◆ Problem statement: Should any entry hold a picture, omit that picture and copy the rest of the entry exactly.

◆ Task inputs:
====

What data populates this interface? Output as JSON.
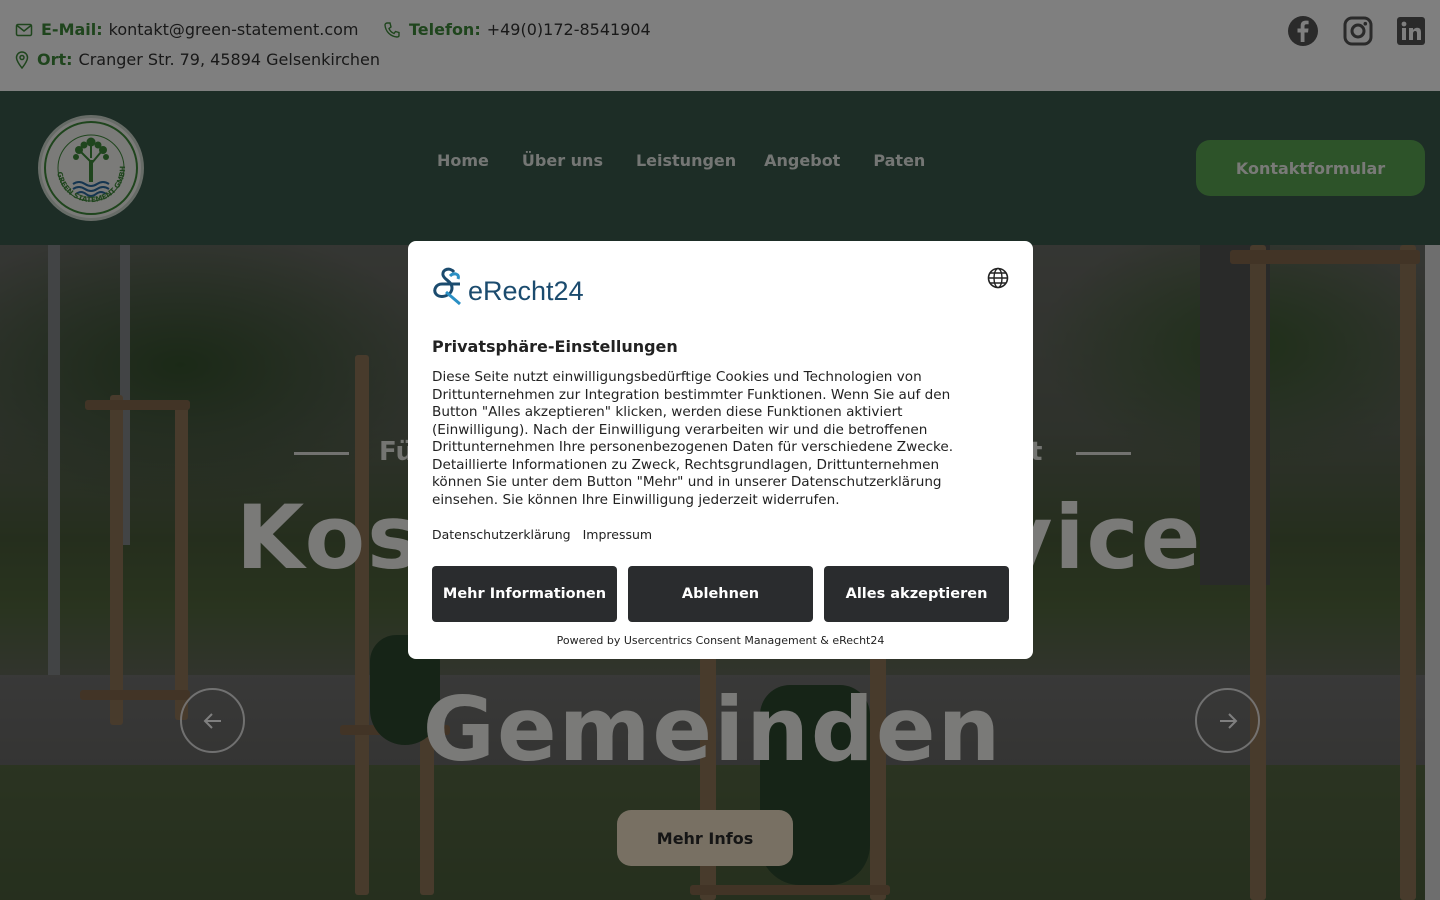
{
  "topbar": {
    "email_label": "E-Mail:",
    "email_value": "kontakt@green-statement.com",
    "phone_label": "Telefon:",
    "phone_value": "+49(0)172-8541904",
    "location_label": "Ort:",
    "location_value": "Cranger Str. 79, 45894 Gelsenkirchen",
    "social_icons": [
      "facebook-icon",
      "instagram-icon",
      "linkedin-icon"
    ]
  },
  "header": {
    "logo_text": "GREEN STATEMENT GMBH",
    "nav": [
      "Home",
      "Über uns",
      "Leistungen",
      "Angebot",
      "Paten"
    ],
    "cta": "Kontaktformular"
  },
  "hero": {
    "kicker_left": "Fü",
    "kicker_right": "t",
    "title_line1_left": "Kos",
    "title_line1_right": "vice",
    "title_line3": "Gemeinden",
    "button": "Mehr Infos"
  },
  "consent": {
    "brand": "eRecht24",
    "title": "Privatsphäre-Einstellungen",
    "body": "Diese Seite nutzt einwilligungsbedürftige Cookies und Technologien von Drittunternehmen zur Integration bestimmter Funktionen. Wenn Sie auf den Button \"Alles akzeptieren\" klicken, werden diese Funktionen aktiviert (Einwilligung). Nach der Einwilligung verarbeiten wir und die betroffenen Drittunternehmen Ihre personenbezogenen Daten für verschiedene Zwecke. Detaillierte Informationen zu Zweck, Rechtsgrundlagen, Drittunternehmen können Sie unter dem Button \"Mehr\" und in unserer Datenschutzerklärung einsehen. Sie können Ihre Einwilligung jederzeit widerrufen.",
    "link_privacy": "Datenschutzerklärung",
    "link_imprint": "Impressum",
    "btn_more": "Mehr Informationen",
    "btn_decline": "Ablehnen",
    "btn_accept": "Alles akzeptieren",
    "powered_by": "Powered by Usercentrics Consent Management & eRecht24"
  },
  "colors": {
    "accent_green": "#3f8a3a",
    "header_bg": "#3b5b4d",
    "cta_bg": "#5aa652",
    "hero_button_bg": "#f0e0c6",
    "modal_button_bg": "#2a2c2e"
  }
}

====

◆ Your response:
What data populates this interface? Output as JSON.
{
  "topbar": {
    "email_label": "E-Mail:",
    "email_value": "kontakt@green-statement.com",
    "phone_label": "Telefon:",
    "phone_value": "+49(0)172-8541904",
    "location_label": "Ort:",
    "location_value": "Cranger Str. 79, 45894 Gelsenkirchen",
    "social_icons": [
      "facebook-icon",
      "instagram-icon",
      "linkedin-icon"
    ]
  },
  "header": {
    "logo_text": "GREEN STATEMENT GMBH",
    "nav": [
      "Home",
      "Über uns",
      "Leistungen",
      "Angebot",
      "Paten"
    ],
    "cta": "Kontaktformular"
  },
  "hero": {
    "kicker_left": "Fü",
    "kicker_right": "t",
    "title_line1_left": "Kos",
    "title_line1_right": "vice",
    "title_line3": "Gemeinden",
    "button": "Mehr Infos"
  },
  "consent": {
    "brand": "eRecht24",
    "title": "Privatsphäre-Einstellungen",
    "body": "Diese Seite nutzt einwilligungsbedürftige Cookies und Technologien von Drittunternehmen zur Integration bestimmter Funktionen. Wenn Sie auf den Button \"Alles akzeptieren\" klicken, werden diese Funktionen aktiviert (Einwilligung). Nach der Einwilligung verarbeiten wir und die betroffenen Drittunternehmen Ihre personenbezogenen Daten für verschiedene Zwecke. Detaillierte Informationen zu Zweck, Rechtsgrundlagen, Drittunternehmen können Sie unter dem Button \"Mehr\" und in unserer Datenschutzerklärung einsehen. Sie können Ihre Einwilligung jederzeit widerrufen.",
    "link_privacy": "Datenschutzerklärung",
    "link_imprint": "Impressum",
    "btn_more": "Mehr Informationen",
    "btn_decline": "Ablehnen",
    "btn_accept": "Alles akzeptieren",
    "powered_by": "Powered by Usercentrics Consent Management & eRecht24"
  },
  "colors": {
    "accent_green": "#3f8a3a",
    "header_bg": "#3b5b4d",
    "cta_bg": "#5aa652",
    "hero_button_bg": "#f0e0c6",
    "modal_button_bg": "#2a2c2e"
  }
}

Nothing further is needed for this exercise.